It's time for a brief update on what I've been nerding out over recently:
First up, I needed to get my Perl skills back in the ring. As regular readers may remember, over the last 8 months or so I've played with Haskell, Python, and Ruby. They're all great in different ways. If I won the lottery I might be tempted to write an MVC framework for Haskell. But Perl is like an old friend. I might sometimes miss the neat moves you can pull off in other languages, but Perl just has its own set of neat moves instead.
So that lead me on to seeing what Perl had to compete with Rails, Django etc. There are a few answers, but the one all the cool kids are hacking on right now is Catalyst

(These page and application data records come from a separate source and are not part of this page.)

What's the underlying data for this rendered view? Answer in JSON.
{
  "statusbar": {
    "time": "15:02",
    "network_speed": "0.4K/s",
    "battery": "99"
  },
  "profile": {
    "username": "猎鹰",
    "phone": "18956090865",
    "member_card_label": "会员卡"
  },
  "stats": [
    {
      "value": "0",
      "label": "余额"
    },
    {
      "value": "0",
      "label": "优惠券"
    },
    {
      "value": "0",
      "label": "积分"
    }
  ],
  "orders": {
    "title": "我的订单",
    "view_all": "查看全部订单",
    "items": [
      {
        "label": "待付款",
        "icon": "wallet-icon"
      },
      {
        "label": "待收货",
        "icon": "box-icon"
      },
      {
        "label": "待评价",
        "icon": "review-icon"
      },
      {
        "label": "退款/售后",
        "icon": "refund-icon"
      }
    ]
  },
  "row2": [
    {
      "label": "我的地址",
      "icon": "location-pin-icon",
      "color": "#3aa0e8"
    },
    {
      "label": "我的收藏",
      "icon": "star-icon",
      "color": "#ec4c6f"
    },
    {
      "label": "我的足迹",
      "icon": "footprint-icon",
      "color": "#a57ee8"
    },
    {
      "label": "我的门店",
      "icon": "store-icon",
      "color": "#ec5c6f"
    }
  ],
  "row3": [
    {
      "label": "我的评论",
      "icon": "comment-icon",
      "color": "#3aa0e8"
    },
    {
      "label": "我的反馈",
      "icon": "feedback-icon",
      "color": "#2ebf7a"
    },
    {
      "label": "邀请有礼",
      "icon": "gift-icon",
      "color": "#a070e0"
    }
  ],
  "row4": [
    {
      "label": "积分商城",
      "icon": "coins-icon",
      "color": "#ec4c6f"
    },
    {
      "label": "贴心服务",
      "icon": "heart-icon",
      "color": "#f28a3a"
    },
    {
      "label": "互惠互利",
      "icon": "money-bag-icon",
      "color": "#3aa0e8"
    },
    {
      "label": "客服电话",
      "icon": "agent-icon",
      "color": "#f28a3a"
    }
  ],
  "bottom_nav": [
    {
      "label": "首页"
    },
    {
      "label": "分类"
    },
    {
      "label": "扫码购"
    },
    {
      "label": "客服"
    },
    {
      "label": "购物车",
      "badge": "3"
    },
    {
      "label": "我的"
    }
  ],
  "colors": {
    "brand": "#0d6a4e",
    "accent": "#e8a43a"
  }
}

File structure-wise, it follows the layout of a normal Perl module, so you haven't quite got the simplicity of a Rails app, but then again if you're familiar with Perl module layouts it's all pretty obvious.
It's been described as a "framework for making frameworks", because unlike Rails there's no sense of having a "default" templating language or a "default" ORM. In fact, you don't need to use either. But if you do, then TT, Mason, and Clearsilver (templating) and DBIx::Class and Rose::DB (ORM) are very well supported with Catalyst plugins to integrate them into the framework. And there are plugins to support many other options. I'm using TT and DBIx::Class, despite knowing Mason far better, to write a wee to-do application.
The documentation is copious and well written, but occasionally confusing. But between a very active mailing list, IRC, and Google I haven't had any major issues. And the feature set is very impressive.
Which leads me onto the fact that I've actually been hacking on DBIx::Class much more recently. Stemming from a need to add a couple of missing features to a plugin, I'm now teamed up with another chap to add tree-shaping features (adjacency lists, nested sets and materialised paths, for those that care).